[Data records]
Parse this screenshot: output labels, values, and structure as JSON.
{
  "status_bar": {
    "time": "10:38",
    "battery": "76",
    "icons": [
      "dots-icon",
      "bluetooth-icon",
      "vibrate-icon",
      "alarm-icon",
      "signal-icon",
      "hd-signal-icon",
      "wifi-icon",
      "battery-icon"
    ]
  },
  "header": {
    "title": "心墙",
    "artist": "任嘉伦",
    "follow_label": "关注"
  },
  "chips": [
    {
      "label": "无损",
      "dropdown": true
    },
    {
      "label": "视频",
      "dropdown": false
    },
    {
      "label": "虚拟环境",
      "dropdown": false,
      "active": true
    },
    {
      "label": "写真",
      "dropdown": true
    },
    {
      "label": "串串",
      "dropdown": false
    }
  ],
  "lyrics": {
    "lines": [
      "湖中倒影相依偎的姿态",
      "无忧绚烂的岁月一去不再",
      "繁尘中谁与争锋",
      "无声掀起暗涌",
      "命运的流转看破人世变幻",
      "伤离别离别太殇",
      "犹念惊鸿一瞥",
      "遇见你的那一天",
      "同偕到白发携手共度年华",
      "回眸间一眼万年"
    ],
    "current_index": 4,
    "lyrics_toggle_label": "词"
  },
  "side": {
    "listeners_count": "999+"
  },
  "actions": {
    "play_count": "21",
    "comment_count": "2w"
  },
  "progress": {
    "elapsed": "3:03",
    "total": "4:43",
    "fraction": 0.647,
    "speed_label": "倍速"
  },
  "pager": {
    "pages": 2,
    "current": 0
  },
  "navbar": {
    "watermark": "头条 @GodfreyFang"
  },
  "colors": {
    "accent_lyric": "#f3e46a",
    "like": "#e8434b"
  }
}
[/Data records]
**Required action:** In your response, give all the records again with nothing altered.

**Task output:**
Parse this screenshot: output labels, values, and structure as JSON.
{
  "status_bar": {
    "time": "10:38",
    "battery": "76",
    "icons": [
      "dots-icon",
      "bluetooth-icon",
      "vibrate-icon",
      "alarm-icon",
      "signal-icon",
      "hd-signal-icon",
      "wifi-icon",
      "battery-icon"
    ]
  },
  "header": {
    "title": "心墙",
    "artist": "任嘉伦",
    "follow_label": "关注"
  },
  "chips": [
    {
      "label": "无损",
      "dropdown": true
    },
    {
      "label": "视频",
      "dropdown": false
    },
    {
      "label": "虚拟环境",
      "dropdown": false,
      "active": true
    },
    {
      "label": "写真",
      "dropdown": true
    },
    {
      "label": "串串",
      "dropdown": false
    }
  ],
  "lyrics": {
    "lines": [
      "湖中倒影相依偎的姿态",
      "无忧绚烂的岁月一去不再",
      "繁尘中谁与争锋",
      "无声掀起暗涌",
      "命运的流转看破人世变幻",
      "伤离别离别太殇",
      "犹念惊鸿一瞥",
      "遇见你的那一天",
      "同偕到白发携手共度年华",
      "回眸间一眼万年"
    ],
    "current_index": 4,
    "lyrics_toggle_label": "词"
  },
  "side": {
    "listeners_count": "999+"
  },
  "actions": {
    "play_count": "21",
    "comment_count": "2w"
  },
  "progress": {
    "elapsed": "3:03",
    "total": "4:43",
    "fraction": 0.647,
    "speed_label": "倍速"
  },
  "pager": {
    "pages": 2,
    "current": 0
  },
  "navbar": {
    "watermark": "头条 @GodfreyFang"
  },
  "colors": {
    "accent_lyric": "#f3e46a",
    "like": "#e8434b"
  }
}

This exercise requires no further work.